HSP90 inhibition as a way to treat cancer
Master thesis, Programme in medicine. TITLE: HSP90 inhibition as a way to treat cancer. AUTHOR: Christoffer Vannas. Myxoid liposarcoma (MLS) is a rare soft-tissue tumor. An important oncogenic factor driving the tumor is abnormal proliferative signals through tyrosine kinases. Tyrosine kinase inhibitors have been tested as a treatment, but with little effect. An explanation to this might be that different tyrosine kinases can form heterodimers and autophosphorylate each other in the cytoplasm of MLS cells, sustaining a proliferative signal. A protein that can promote this autoactivation process is Heat shock protein 90 (HSP90). HSP90 is a chaperone, a protein involved in modifying misfolded proteins and helping protein complex formation. In tumors, HSP90 has been linked with phosphorylation of tyrosine kinases and promotion of cell proliferation. HSP90 inhibition has been developed as a method to treat cancer. Experiments on mice with MLS and on MLS cell lines have shown that HSP90 inhibition has great potential. The aim of this study was to elucidate the mechanism of HSP90 inhibitions in MLS and the connection to tyrosine kinase signaling, using an HSP90 inhibitor called 17-DMAG. Cultured tumor cells have been analyzed regarding to cell proliferation, expression of target proteins and signaling pathways. The results showed that 17-DMAG diluted in cell medium with 5 % FBS reduced cell proliferation in MLS cell lines. Fibroblasts, used as control cells, were not affected by the drug. Untreated fibroblasts had in general a significantly lower expression of 17-DMAG target proteins than untreated tumor cells. In MLS cell lines, protein quantification showed that activation of tyrosine kinase receptors RET and ErbB3 were reduced after addition of the drug. This indicates that 17-DMAG specifically affects cells dependent on tyrosine kinase signaling, decreasing proliferation and causing cell death.
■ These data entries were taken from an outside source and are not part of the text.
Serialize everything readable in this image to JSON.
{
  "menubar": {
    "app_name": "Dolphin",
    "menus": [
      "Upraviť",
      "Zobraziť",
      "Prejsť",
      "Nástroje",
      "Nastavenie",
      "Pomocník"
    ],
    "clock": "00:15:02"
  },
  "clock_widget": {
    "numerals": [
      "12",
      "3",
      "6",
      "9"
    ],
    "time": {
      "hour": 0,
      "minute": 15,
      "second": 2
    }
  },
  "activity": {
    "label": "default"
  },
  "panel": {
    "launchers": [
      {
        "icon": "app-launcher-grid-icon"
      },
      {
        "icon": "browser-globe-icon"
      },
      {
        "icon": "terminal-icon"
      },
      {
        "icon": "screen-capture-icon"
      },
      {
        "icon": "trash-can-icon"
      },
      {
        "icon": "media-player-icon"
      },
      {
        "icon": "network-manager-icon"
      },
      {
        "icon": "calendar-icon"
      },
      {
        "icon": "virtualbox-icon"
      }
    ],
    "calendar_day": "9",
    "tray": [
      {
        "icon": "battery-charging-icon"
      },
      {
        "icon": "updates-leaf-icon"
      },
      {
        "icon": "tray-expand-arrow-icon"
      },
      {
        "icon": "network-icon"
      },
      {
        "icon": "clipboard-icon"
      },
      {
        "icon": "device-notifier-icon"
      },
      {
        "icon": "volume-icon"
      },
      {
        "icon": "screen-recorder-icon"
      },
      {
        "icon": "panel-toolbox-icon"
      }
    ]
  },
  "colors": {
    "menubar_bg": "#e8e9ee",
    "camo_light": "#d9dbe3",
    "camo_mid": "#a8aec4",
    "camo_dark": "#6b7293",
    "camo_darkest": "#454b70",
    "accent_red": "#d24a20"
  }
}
Tyrosine kinase signaling is an important oncogenic factor in myxoid liposarcoma, suggesting that HSP90 inhibition is a possible method for treatment of tumor cells without affecting normal tissue.